University of Notre Dame

Individual Studio Project

Spring 2008

  • Work Published in Acroterion, University of Notre School of Architecture yearly publication, 2007-2008

Designed and hand drafted on three 22x30 inch watercolor sheets and rendered by hand with watercolors. Perspectives and construction details modeled in AutoCAD and incorporated into the sheet layouts. 


Completed as a two part design project in the spring of 2008, the objective of this study was to explore traditional Indian architecture based on the knowledge of western classicism.  The projects included a brief comparative analysis of western and Indian religious architecture, and later, the design of an Indian Cultural Center in the heart of Mumbai.  The cultural center at hand would celebrate the rich history of the Indian people and honor the cultural and artistic achievements that have influenced western civilization, serving as an educational site for visitor’s as well as a self-sufficient community of  housing, public spaces, and agricultural gardens.  Project criteria included an understanding of traditional Indian construction details and design with emphasis on circulation, interiors, and innovative technologies.

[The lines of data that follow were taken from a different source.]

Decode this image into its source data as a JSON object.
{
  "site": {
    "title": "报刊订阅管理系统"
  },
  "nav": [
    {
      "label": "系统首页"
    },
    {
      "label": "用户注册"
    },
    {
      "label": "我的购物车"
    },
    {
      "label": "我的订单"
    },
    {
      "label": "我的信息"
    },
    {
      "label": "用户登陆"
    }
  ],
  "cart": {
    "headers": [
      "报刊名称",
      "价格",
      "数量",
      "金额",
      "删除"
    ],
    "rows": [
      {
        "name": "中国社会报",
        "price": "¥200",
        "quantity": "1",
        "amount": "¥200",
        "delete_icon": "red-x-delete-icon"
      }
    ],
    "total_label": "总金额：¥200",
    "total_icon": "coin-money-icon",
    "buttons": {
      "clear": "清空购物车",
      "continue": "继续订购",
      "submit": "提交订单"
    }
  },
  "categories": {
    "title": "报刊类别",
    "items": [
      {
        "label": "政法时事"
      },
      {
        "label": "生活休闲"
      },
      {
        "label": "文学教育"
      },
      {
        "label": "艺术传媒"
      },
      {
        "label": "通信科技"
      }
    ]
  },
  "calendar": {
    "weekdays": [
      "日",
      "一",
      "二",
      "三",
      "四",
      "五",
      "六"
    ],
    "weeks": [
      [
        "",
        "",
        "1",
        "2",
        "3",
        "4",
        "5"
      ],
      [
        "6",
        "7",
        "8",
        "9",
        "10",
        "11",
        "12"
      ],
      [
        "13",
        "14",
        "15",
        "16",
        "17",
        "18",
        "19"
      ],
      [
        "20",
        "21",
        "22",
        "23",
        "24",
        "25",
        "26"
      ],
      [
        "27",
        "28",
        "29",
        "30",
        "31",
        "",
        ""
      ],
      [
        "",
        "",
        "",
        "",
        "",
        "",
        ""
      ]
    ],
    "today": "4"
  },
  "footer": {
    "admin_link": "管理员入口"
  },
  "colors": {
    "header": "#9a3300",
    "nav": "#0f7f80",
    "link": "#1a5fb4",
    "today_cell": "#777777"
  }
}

Site Development
The design of the urban plan and cultural center is built upon the idea of fluidity which was incorporated into seamless circulation, spatial sequences, and air flow, organized along strong north-south and east-west axes.  Within the cultural center plan, circulation patterns and the organization of space are further refined through the deliberate placement of columnar screens, framed views, and shifting axes which orient and direct visitors through the exhibits, galleries, and garden spaces.  Separated by a columnar screen and twin pavilion spaces, a sunken theater east of the garden provides space for performances.

Inspiration for the project was drawn primarily from the surrounding context as well as the post and beam construction of traditional Indian vernacular architecture.  The work of Geoffrey Bawa, the creator of tropical modernism in Southeast Asia, provided inspiration for site design, building materials, and architectural details.